(EXERCISE DETAILS) Go through the records below and report each line with "Freedman" in it.

=== INPUT DATA ===

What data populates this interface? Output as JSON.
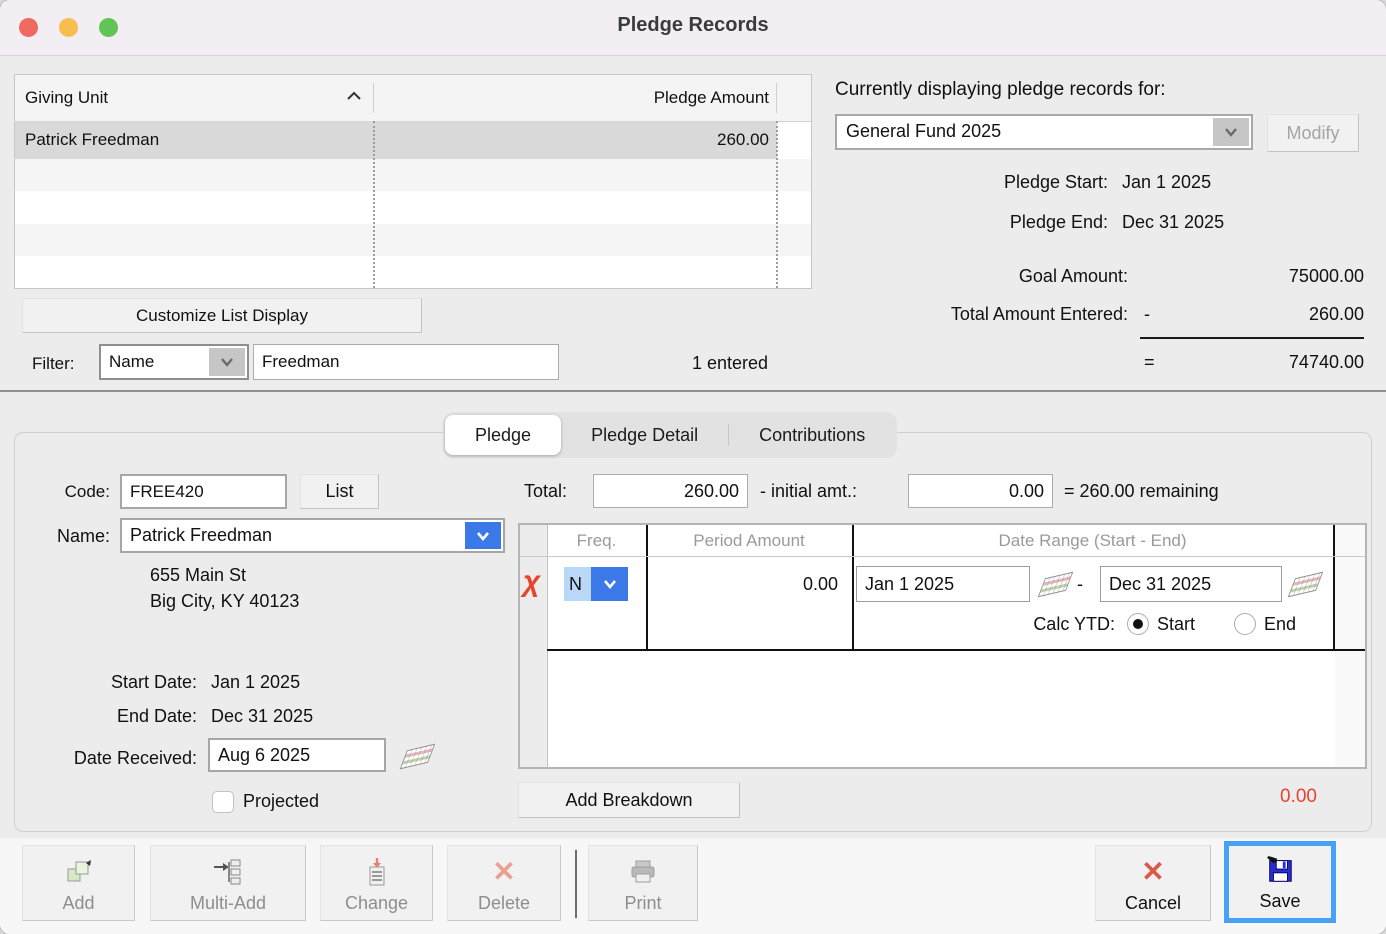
{
  "window": {
    "title": "Pledge Records"
  },
  "giving_list": {
    "header": {
      "name_col": "Giving Unit",
      "amount_col": "Pledge Amount"
    },
    "rows": [
      {
        "name": "Patrick Freedman",
        "amount": "260.00"
      }
    ],
    "customize_button": "Customize List Display",
    "filter_label": "Filter:",
    "filter_field": "Name",
    "filter_value": "Freedman",
    "entered_count": "1 entered"
  },
  "fund_panel": {
    "heading": "Currently displaying pledge records for:",
    "fund_name": "General Fund 2025",
    "modify_button": "Modify",
    "pledge_start_label": "Pledge Start:",
    "pledge_start_value": "Jan 1 2025",
    "pledge_end_label": "Pledge End:",
    "pledge_end_value": "Dec 31 2025",
    "goal_label": "Goal Amount:",
    "goal_value": "75000.00",
    "entered_label": "Total Amount Entered:",
    "minus_sign": "-",
    "entered_value": "260.00",
    "equals_sign": "=",
    "remaining_value": "74740.00"
  },
  "tabs": [
    {
      "label": "Pledge"
    },
    {
      "label": "Pledge Detail"
    },
    {
      "label": "Contributions"
    }
  ],
  "pledge_form": {
    "code_label": "Code:",
    "code_value": "FREE420",
    "list_button": "List",
    "name_label": "Name:",
    "name_value": "Patrick Freedman",
    "address_line1": "655 Main St",
    "address_line2": "Big City, KY 40123",
    "start_date_label": "Start Date:",
    "start_date_value": "Jan 1 2025",
    "end_date_label": "End Date:",
    "end_date_value": "Dec 31 2025",
    "date_received_label": "Date Received:",
    "date_received_value": "Aug 6 2025",
    "projected_label": "Projected",
    "total_label": "Total:",
    "total_value": "260.00",
    "initial_label": "- initial amt.:",
    "initial_value": "0.00",
    "remaining_text": "= 260.00 remaining"
  },
  "breakdown": {
    "headers": {
      "freq": "Freq.",
      "period_amount": "Period Amount",
      "date_range": "Date Range (Start - End)"
    },
    "row": {
      "freq_value": "N",
      "period_amount_value": "0.00",
      "date_start_value": "Jan 1 2025",
      "range_dash": "-",
      "date_end_value": "Dec 31 2025"
    },
    "calc_ytd_label": "Calc YTD:",
    "calc_start_label": "Start",
    "calc_end_label": "End",
    "add_button": "Add Breakdown",
    "total_amount": "0.00"
  },
  "toolbar": {
    "add": "Add",
    "multi_add": "Multi-Add",
    "change": "Change",
    "delete": "Delete",
    "print": "Print",
    "cancel": "Cancel",
    "save": "Save"
  }
}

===

(YOUR SOLUTION)
        "name": "Patrick Freedman",
    "filter_value": "Freedman",
    "name_value": "Patrick Freedman",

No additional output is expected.